- American Thoracic Society: Standards for the diagnosis and care of patients with chronic obstructive pulmonary disease and asthma. AmRev Respir Dis 1987, 136:225–244.View ArticleGoogle Scholar
- Stanciu LA, Djukanovic R: Isolation of T-cell subsets by magnetic cell sorting (MACS). In Methods in molecular biology. T cell protocols: Development and activation. Volume 134. Edited by: Kearse KP. New York: Humana Press; 1999:133–141.Google Scholar
- Spits H, Yssel H, Takebe Y, Arai N, Yokota T, Lee F, Arai K, Banchereau J, de Vries JE: Recombinant interleukin 4 promotes the growth of human T cells. J Immunol 1987, 139:1142–7.PubMedGoogle Scholar
- Nakajima H, Sano H, Nishimura T, Yoshida S, Iwamoto I: Role of vascular cell adhesion molecule 1/very late activation antigen 4 and intercellular adhesion molecule 1/lymphocyte function-associated antigen 1 interactions in antigen-induced eosinophil and T cell recruitment into the tissue. J Exp Med 1994, 179:1145–1154.View ArticlePubMedGoogle Scholar
- Almerigogna F, D'Elios MM, De Carli M, Del Prete G: Markers of Th1 and Th2 cells. Chem Immunol 1996, 63:30–50.View ArticlePubMedGoogle Scholar
- Wirth S, van der Broek M, Frossard CP, Hugin AW, Leblond I, Pircher H, Hauser C: CD8 + T cells secreting type 2 lymphokines are defective in protection against viral infection. Cell Immunol 2000, 202:13–22.View ArticlePubMedGoogle Scholar
- Nakamura T, Lee RK, Nam SY, Al-Ramadi BK, Koni PA, Bottomly K, Podack ER, Flavell RA: Reciprocal regulation of CD30 expression on CD4. J Immunol 1997, 158:2090–2098.PubMedGoogle Scholar
- Byun D-G, Demeure CE, Yang LP, Shu U, Ishihara H, Vezzio N, Gately MK, Delespesse G: In vitro maturation of neonatal human CD8 T lymphocytes into IL-4 and IL-5-producing cells.

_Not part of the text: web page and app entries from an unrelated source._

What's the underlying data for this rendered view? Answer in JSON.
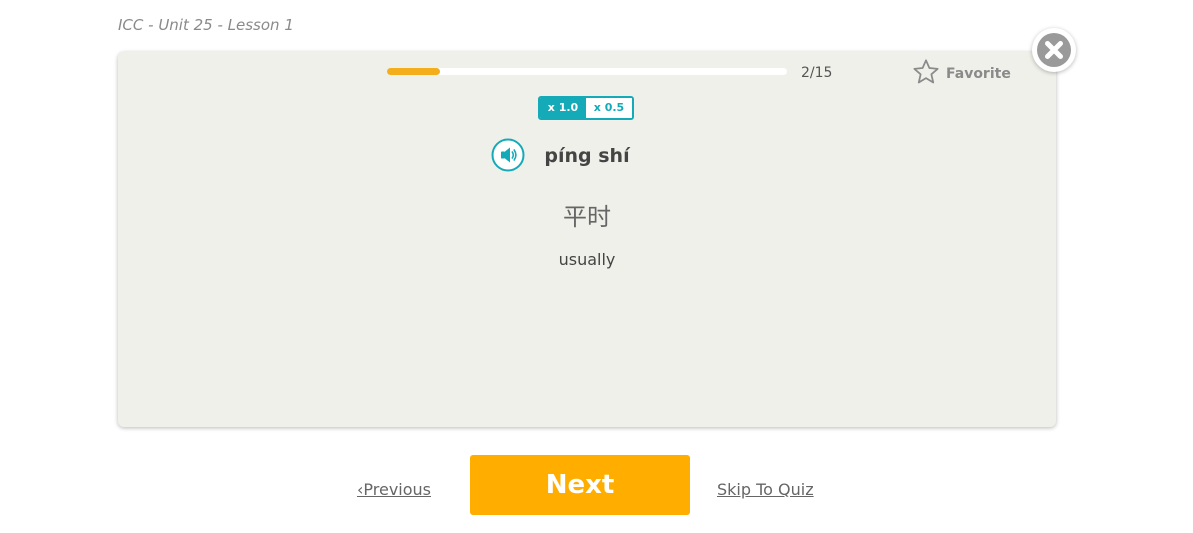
{
  "breadcrumb": "ICC - Unit 25 - Lesson 1",
  "progress": {
    "current": 2,
    "total": 15,
    "label": "2/15",
    "fraction": 0.133
  },
  "favorite": {
    "label": "Favorite",
    "icon": "star-outline-icon"
  },
  "speed": {
    "options": [
      "x 1.0",
      "x 0.5"
    ],
    "selected": "x 1.0"
  },
  "word": {
    "pinyin": "píng shí",
    "hanzi": "平时",
    "meaning": "usually"
  },
  "nav": {
    "previous": "‹Previous",
    "next": "Next",
    "skip": "Skip To Quiz"
  },
  "colors": {
    "accent": "#15aab8",
    "primary_button": "#ffae00",
    "progress": "#f5ae1b",
    "card_bg": "#f0f0eb"
  }
}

J Immunol 1994, 153:4862–4871.PubMedGoogle Scholar
- Prescott SL, Macaubas C, Smallacombe T, Holt BJ, Sly PD, Holt PG: Development of allergen-specific T-cell memory in atopic and normal children. Lancet 1999, 353:196–200.View ArticlePubMedGoogle Scholar
- Green RM, Custovic A, Sanderson G, Hunter J, Johnston SL, Woodcock A: Synergism between allergens and viruses and risk of hospital admission with asthma: case-control study. BMJ 2002, 324:763.View ArticlePubMedPubMed CentralGoogle Scholar

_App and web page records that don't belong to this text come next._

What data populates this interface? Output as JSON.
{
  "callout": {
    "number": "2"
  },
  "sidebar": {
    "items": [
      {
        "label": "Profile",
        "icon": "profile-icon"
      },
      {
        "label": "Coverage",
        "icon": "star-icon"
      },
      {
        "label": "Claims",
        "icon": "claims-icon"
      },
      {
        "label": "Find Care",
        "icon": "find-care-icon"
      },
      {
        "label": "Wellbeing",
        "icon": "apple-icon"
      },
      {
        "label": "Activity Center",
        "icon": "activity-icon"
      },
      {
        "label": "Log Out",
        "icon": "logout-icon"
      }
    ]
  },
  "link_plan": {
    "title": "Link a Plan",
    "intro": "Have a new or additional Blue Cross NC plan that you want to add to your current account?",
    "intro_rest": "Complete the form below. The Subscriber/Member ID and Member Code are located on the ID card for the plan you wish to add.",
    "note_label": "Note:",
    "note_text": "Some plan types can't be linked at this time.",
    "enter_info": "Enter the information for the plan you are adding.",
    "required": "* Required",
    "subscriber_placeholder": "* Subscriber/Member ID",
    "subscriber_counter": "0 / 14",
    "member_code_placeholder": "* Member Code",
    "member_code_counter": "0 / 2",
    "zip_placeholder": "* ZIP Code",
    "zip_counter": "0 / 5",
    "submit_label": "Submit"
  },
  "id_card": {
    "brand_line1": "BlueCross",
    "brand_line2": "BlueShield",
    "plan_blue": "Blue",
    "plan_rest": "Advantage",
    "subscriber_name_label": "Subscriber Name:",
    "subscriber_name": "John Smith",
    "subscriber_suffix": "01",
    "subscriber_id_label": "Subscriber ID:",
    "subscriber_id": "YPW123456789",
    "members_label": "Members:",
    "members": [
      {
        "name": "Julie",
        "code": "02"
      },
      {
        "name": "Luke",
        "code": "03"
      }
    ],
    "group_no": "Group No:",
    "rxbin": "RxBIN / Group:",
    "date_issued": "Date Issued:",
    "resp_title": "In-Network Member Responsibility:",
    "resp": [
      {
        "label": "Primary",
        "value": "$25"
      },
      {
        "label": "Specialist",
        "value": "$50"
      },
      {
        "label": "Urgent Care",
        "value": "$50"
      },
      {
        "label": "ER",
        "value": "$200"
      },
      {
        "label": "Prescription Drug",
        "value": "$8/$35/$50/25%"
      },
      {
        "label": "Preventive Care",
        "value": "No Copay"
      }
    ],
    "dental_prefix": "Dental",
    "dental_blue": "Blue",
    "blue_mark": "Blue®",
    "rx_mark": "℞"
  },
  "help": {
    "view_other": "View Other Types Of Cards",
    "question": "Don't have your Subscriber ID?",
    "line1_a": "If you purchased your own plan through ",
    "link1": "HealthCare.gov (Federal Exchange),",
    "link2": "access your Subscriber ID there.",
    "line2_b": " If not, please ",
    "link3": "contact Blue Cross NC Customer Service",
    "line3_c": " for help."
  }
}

- Moran TM, Isobe H, Fernandez-Sesma A, Schulman JL: Interleukin-4 causes delayed virus clearance in influenza virus-infected mice. J Virol 1996, 70:5230–5235.PubMedPubMed CentralGoogle Scholar
- Fischer JE, Johnson JE, Kuli-Zade RK, Johnson TR, Aung S, Parker RA, Graham BS: Overexpression of interleukin-4 delays virus clearance in mice infected with respiratory syncytial virus. J Virol 1997, 71:8672–8677.PubMedPubMed CentralGoogle Scholar

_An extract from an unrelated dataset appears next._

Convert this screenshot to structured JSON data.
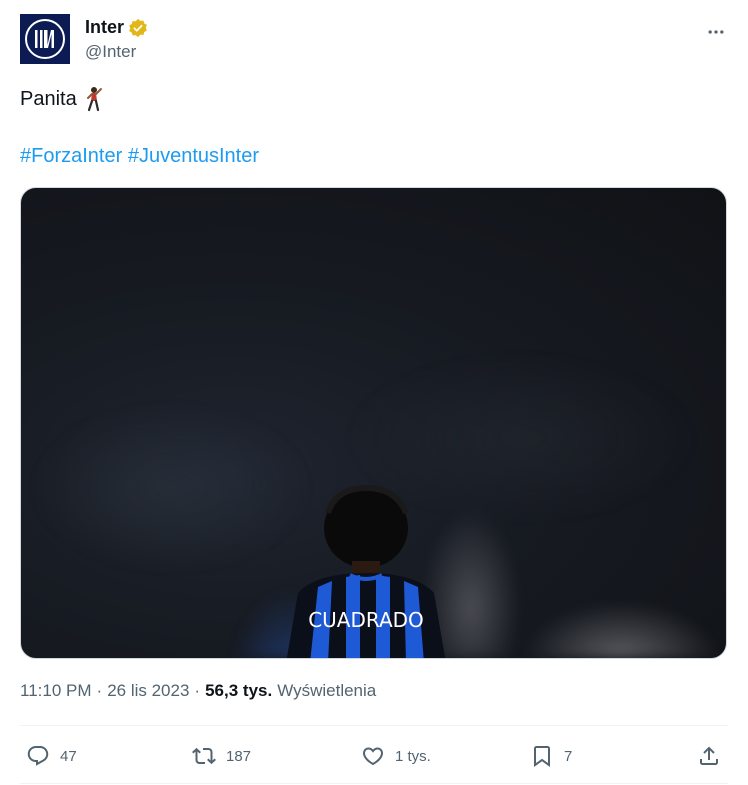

- Bot A, Holz A, Christen U, Wolfe T, Temann A, Flavell R, von Herrath M: Local IL-4 expression in the lung reduces pulmonary influenza-virus-specific secondary cytotoxic T cell responses. Virology 2000, 269:66–77.View ArticlePubMedGoogle Scholar
- Fraenkel DJ, Bardin PG, Sanderson G, Lampe F, Johnston SL, Holgate ST: Lower airways inflammation during rhinovirus colds in normal and in asthmatic subjects. Am J Respir Crit Care Med 1995, 151:879–886.PubMedGoogle Scholar
- Gern JE, Vrtis R, Grindle KA, Swenson C, Busse WW: Relationship of upper and lower airway cytokines to outcome of experimental rhinovirus infection. Am J Respir Crit Care Med 2000, 162:2226–2231.View ArticlePubMedGoogle Scholar
This article is published under license to BioMed Central Ltd. This is an Open Access article distributed under the terms of the Creative Commons Attribution License (http://creativecommons.org/licenses/by/2.0), which permits unrestricted use, distribution, and reproduction in any medium, provided the original work is properly cited.